Magnificent Mr. Auditore
Since you have inspired a strong desire in me to revisit the archives of the past, and created a whelming yearn for me to write in doing so, I fear you may become weary of my letters. If my words become exhausted in duration, or verbose in detail, you may think best not to reply despite my good will. I am pleased that you have finished gallivanting around the Mediterranean and reside humbly with your family along the Tuscan countryside. Many astonishing works have been accomplished by your hands, and by your hands, shaped the future of humanity, and as such have stirred the affection in my heart.
I understand you and the compass by which you navigate, and if your actions could be condemned, which they cannot, I would not condemn them. I see the end these deeds have taken you and with what hope they nourish you. However, I cannot see with your mirror, where nothing is seen but prudence, but I see with the eyes of a player, who is obliged to judge the result of the affairs when they are finished. Each man according to his own imagination guides himself. And I see various kinds of conduct bringing about the same thing in the future, as by various roads one comes to the same place, and many who work differently attain the same goal. With that goal in mind, one must travel the road that best suits his ambition, and if that purpose is cruel or unmerciful, then the end must be justified. I offer commendation for your actions, and beseech you to view them with approval.
What sort of life have I been living you ask, I shall tell you. Although I pretend to work and do the biding of my employer, in reality I access the world wide consortium, there I ask about the recent news, learn of various new games, and compel myself with the interests of friends. Within the course of the hours I partake in the days events. Play immediately sinks into vulgarities, bringing upon a thousand insults with offensive profanities between those who have common interests.
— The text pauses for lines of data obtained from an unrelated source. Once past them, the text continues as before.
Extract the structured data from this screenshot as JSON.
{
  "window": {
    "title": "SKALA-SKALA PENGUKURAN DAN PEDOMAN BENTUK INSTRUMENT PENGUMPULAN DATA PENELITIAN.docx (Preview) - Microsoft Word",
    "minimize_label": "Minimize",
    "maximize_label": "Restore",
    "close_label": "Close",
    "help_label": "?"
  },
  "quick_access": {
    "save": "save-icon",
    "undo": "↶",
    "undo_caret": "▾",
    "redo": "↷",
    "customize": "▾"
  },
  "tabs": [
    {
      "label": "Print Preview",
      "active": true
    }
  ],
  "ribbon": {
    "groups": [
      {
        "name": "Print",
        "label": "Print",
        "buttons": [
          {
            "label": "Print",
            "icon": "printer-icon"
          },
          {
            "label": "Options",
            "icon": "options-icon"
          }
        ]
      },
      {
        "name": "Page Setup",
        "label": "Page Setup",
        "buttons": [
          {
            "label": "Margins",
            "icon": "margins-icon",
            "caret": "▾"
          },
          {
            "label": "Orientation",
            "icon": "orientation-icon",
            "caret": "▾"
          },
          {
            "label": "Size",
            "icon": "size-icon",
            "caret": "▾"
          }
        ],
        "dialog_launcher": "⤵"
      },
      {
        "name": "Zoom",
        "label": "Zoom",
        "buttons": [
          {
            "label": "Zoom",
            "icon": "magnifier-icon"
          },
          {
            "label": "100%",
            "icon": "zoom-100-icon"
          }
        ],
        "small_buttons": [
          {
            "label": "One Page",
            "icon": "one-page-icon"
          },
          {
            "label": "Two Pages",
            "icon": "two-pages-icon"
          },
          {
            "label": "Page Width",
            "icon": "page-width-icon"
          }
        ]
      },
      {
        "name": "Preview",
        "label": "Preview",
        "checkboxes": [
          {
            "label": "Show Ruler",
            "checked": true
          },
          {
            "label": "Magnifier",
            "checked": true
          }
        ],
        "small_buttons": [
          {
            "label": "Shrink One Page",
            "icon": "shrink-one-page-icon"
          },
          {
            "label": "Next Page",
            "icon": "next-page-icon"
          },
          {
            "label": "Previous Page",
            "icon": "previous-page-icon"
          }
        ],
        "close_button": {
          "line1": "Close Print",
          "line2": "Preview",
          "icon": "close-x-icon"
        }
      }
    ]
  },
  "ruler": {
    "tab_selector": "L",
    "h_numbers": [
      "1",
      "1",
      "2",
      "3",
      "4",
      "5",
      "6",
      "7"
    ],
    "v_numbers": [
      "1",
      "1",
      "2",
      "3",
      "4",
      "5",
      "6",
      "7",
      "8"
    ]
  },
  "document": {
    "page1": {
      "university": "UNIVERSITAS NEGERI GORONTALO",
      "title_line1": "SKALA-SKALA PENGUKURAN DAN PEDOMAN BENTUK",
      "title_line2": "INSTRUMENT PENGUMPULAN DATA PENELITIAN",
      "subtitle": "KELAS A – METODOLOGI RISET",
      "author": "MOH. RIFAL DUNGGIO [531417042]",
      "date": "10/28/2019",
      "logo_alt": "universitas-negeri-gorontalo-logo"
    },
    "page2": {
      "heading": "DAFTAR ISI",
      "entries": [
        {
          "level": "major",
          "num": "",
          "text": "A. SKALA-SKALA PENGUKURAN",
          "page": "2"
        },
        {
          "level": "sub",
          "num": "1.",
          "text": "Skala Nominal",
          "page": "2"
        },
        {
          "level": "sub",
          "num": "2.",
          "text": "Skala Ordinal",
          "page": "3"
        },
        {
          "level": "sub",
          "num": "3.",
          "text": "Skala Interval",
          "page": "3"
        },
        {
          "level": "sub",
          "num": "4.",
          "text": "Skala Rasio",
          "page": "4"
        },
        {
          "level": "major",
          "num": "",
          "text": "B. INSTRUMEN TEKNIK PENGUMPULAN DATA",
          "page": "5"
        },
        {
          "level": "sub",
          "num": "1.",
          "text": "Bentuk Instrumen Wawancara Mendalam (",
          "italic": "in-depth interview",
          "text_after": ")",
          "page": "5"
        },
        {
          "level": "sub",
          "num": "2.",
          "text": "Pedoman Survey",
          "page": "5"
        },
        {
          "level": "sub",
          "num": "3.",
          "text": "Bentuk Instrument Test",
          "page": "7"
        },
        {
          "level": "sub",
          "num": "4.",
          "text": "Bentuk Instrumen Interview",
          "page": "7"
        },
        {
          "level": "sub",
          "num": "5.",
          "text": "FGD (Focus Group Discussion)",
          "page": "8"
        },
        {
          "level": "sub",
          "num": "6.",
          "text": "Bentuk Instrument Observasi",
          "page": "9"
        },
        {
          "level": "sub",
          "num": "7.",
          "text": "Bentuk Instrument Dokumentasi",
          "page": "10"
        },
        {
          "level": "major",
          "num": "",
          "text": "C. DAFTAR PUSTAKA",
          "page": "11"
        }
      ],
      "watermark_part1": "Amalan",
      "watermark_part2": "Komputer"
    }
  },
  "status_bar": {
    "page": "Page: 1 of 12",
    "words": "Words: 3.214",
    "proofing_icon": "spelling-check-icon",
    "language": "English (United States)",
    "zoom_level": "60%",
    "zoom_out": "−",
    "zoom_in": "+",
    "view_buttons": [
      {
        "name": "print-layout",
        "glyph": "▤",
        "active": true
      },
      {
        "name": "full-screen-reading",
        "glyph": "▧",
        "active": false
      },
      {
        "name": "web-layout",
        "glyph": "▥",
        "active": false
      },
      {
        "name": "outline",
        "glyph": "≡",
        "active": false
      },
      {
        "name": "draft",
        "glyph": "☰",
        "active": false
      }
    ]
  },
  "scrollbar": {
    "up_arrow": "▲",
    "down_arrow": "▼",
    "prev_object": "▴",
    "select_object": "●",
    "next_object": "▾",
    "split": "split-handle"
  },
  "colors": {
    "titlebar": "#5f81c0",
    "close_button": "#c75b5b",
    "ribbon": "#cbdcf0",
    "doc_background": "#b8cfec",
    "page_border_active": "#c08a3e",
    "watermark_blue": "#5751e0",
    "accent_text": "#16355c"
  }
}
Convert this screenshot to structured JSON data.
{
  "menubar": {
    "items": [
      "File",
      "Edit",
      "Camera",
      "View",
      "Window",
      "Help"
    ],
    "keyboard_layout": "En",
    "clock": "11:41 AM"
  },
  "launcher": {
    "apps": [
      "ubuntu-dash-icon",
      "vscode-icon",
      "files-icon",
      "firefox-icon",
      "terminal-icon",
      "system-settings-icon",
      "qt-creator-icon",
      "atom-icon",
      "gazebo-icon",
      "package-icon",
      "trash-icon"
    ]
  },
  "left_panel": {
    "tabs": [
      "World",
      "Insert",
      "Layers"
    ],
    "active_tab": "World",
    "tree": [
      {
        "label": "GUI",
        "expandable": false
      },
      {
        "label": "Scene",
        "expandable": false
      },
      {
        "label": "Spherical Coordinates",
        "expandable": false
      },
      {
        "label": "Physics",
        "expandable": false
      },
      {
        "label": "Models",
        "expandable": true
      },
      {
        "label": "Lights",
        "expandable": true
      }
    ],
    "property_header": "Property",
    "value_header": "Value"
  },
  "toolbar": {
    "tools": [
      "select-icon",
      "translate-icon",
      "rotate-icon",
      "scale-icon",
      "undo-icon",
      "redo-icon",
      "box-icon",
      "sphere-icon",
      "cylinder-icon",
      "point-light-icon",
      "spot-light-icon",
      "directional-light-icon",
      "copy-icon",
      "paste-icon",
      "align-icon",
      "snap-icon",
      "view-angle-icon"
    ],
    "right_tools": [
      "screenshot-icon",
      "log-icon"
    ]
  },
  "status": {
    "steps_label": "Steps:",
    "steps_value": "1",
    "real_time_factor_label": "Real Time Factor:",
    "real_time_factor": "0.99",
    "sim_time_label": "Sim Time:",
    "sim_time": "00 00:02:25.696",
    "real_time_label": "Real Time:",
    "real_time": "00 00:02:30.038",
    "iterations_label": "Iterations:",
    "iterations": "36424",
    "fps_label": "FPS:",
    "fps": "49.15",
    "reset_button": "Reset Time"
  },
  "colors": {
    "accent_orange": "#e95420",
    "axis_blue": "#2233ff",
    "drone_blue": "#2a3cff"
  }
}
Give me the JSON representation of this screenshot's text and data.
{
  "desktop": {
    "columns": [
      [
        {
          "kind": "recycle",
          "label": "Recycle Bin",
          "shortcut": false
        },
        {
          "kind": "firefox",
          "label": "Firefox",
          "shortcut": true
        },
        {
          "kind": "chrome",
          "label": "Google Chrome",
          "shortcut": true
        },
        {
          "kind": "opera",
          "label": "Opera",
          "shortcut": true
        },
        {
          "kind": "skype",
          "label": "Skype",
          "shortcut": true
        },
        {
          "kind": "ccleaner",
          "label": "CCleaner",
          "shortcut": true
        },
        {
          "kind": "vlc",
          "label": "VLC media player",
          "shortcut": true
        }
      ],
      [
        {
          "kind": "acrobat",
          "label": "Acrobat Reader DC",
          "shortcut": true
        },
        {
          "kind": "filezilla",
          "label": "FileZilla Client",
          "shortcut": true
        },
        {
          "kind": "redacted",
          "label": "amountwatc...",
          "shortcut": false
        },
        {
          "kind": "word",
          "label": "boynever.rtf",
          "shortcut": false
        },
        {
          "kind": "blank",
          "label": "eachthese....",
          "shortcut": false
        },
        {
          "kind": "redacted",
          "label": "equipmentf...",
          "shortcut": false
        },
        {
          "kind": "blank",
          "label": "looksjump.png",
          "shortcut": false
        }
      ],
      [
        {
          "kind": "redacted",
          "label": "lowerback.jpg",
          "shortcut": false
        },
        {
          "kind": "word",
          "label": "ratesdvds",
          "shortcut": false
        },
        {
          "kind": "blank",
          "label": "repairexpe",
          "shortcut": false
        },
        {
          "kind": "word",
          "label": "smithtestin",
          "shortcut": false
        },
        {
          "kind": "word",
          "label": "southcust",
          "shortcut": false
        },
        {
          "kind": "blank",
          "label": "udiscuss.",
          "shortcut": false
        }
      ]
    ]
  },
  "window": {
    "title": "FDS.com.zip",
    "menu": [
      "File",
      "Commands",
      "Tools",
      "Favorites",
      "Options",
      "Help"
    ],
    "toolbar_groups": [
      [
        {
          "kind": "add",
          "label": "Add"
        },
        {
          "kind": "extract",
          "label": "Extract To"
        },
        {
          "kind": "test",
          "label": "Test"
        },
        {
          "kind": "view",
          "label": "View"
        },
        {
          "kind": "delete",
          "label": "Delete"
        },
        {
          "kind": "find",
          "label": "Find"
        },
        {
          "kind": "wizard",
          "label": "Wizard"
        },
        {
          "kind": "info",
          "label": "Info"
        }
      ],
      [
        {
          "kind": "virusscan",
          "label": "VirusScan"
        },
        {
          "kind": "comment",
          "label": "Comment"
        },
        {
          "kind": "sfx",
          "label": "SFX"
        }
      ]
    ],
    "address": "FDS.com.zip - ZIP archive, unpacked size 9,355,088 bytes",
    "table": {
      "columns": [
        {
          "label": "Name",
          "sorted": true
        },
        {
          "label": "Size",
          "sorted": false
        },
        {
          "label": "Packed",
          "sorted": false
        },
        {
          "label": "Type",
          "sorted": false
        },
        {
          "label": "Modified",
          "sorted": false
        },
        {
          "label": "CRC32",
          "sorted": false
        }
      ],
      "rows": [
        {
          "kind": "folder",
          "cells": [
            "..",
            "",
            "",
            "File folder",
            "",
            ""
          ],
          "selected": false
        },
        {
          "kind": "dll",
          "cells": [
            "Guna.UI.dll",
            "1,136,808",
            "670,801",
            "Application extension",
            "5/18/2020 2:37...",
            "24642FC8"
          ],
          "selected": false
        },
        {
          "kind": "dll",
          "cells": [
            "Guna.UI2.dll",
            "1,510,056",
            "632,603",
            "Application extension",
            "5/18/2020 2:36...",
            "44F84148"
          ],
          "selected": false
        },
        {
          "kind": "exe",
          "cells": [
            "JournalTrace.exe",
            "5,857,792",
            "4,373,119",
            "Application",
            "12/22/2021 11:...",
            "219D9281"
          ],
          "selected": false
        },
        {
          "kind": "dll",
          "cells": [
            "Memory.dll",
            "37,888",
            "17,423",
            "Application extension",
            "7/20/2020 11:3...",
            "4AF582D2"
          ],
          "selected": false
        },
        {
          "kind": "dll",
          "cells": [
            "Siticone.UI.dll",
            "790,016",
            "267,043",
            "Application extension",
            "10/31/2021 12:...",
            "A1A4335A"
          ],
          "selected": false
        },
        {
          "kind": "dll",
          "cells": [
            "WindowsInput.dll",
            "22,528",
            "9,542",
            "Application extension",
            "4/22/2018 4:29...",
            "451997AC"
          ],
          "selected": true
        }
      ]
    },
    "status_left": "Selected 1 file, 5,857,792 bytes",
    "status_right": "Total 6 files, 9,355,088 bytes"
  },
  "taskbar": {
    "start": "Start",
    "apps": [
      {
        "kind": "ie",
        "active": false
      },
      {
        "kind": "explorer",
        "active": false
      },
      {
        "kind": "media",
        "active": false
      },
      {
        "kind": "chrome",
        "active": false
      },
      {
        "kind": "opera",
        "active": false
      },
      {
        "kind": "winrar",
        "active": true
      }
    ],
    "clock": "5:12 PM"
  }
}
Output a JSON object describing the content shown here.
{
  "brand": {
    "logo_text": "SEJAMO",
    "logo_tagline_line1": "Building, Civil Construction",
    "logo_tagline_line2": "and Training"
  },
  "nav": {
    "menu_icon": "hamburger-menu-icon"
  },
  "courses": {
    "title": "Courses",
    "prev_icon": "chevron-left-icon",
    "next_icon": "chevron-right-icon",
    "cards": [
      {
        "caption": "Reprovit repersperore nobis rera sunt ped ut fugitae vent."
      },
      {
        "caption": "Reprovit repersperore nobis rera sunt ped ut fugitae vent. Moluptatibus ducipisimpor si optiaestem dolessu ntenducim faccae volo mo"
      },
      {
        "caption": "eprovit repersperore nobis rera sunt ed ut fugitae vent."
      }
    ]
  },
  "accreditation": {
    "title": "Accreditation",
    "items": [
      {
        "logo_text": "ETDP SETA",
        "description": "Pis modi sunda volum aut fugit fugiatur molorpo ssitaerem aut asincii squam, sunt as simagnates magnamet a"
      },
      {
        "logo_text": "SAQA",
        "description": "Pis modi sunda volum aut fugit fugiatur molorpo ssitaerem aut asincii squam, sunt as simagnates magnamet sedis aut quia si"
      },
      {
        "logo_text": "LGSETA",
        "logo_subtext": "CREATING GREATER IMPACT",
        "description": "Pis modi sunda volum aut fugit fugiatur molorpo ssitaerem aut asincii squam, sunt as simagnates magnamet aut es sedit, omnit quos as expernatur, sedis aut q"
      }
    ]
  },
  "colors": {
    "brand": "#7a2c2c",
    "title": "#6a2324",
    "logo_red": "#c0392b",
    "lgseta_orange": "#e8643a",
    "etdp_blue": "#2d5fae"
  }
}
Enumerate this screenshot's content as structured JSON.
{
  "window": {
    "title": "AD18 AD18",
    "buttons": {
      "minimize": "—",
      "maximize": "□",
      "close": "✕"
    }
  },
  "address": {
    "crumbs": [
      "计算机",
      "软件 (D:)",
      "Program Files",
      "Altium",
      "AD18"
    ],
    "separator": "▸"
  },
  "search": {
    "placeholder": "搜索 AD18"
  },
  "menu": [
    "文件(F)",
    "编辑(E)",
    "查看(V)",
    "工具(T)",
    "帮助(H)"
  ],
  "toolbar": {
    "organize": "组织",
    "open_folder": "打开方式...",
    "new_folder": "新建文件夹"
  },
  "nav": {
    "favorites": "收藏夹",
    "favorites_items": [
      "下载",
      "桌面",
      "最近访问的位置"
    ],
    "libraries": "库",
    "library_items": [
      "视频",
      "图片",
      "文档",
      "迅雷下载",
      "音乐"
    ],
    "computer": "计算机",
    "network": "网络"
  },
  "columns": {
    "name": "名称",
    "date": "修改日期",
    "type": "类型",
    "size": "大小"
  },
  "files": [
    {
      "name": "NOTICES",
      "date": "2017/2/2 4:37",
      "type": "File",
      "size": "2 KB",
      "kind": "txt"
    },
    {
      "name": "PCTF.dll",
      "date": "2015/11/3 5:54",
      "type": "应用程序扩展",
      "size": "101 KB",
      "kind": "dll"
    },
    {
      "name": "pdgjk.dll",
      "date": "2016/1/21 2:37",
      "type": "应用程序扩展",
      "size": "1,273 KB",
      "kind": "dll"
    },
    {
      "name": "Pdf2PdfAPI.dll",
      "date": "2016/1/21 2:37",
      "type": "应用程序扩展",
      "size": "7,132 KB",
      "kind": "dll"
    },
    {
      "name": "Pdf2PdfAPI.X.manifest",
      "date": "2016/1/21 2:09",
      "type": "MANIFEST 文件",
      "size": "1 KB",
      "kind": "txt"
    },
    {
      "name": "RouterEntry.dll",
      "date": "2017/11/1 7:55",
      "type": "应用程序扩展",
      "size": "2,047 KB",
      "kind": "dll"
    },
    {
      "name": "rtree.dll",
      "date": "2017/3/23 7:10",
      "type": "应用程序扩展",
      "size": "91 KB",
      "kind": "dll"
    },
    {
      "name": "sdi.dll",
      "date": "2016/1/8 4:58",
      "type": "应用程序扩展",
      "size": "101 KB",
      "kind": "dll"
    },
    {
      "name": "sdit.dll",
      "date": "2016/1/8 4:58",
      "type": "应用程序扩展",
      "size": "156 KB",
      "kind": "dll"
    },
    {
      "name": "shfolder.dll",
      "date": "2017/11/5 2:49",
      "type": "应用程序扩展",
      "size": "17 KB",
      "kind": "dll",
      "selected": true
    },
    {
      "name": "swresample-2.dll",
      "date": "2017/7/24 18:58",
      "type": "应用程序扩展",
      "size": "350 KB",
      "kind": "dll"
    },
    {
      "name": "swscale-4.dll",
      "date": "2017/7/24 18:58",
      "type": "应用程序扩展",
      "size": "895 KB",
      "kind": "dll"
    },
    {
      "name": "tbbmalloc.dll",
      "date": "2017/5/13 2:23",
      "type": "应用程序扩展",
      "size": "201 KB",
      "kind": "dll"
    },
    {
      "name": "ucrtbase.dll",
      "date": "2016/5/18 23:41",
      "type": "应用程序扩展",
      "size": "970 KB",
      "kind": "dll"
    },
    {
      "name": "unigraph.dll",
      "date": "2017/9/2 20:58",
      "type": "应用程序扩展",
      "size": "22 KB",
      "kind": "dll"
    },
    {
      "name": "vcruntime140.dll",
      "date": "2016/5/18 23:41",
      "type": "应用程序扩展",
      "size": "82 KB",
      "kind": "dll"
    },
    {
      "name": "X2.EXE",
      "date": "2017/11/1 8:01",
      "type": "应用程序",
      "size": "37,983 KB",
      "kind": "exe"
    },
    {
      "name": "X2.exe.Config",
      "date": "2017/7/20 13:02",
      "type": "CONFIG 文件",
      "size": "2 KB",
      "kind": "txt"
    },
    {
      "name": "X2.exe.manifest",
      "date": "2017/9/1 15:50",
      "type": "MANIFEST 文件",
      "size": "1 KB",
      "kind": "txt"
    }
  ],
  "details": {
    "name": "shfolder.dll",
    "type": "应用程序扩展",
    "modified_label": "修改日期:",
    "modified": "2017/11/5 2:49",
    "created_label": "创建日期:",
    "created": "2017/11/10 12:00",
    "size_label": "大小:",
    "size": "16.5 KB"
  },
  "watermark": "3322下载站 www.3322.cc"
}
These disputes trifle over measly scores and paltry achievements. It is a wondrous thing to consider how blind players are to the things which they fail, and what sharp persecutors they are to vices they do not have. So trivial are these discussions that I must keep my mind from growing moldy and gladly return home.
Once I arrive home I fasten the door and confide to my game room. There, I delve into the great adventures that have endeared my inherent interests over the years. I am received with grand affection, I feed on those adventures which are only mine, and which I was born to play. For several hours I will not feel boredom, I forget every trouble, I do not dread solitude, and I am not frightened by death; I give myself entirely to play. There must be a beginning of any great matter, but continuing unto the end, until it be thoroughly finished yields the true glory. The games speak to me.
I do not wish to omit giving you notice of our dearest friend Niccolo. He demonstrated such fine qualities in life, and great love for his city of Florence. What better place and time for the birth of a man who looked into the hearts of men, saw much love and mire, and spoke of it to the ages to follow. He left behind many brilliant writings, the anthology of which I shall not make you suffer except for one. It is a short book, dedicated to a man who acts boldly and acts alone, a man who is tightfisted and generous, loved and feared, a true friend, and a true enemy. He is strong like a lion, and cunning like a fox. Ezio, you are the man Niccolo wrote about, you are the Armed Prophet--the prince. I feel certain that your virtue and fortune were posthumous inspirations.
Ezio, will it be, after a thousand years, a reprehensible thing to write something else than stories of your life? Will it be that the reputation of the past is overwritten by the esteem of the present? Are those who cannot remember the past condemned to repeat it? I lay aside every irrational hesitation and beg you to help me straighten out the confusion in my head. I say, let players be the victor by the means they see fit, and you shall attend to your affairs in your own way, I shall miss you.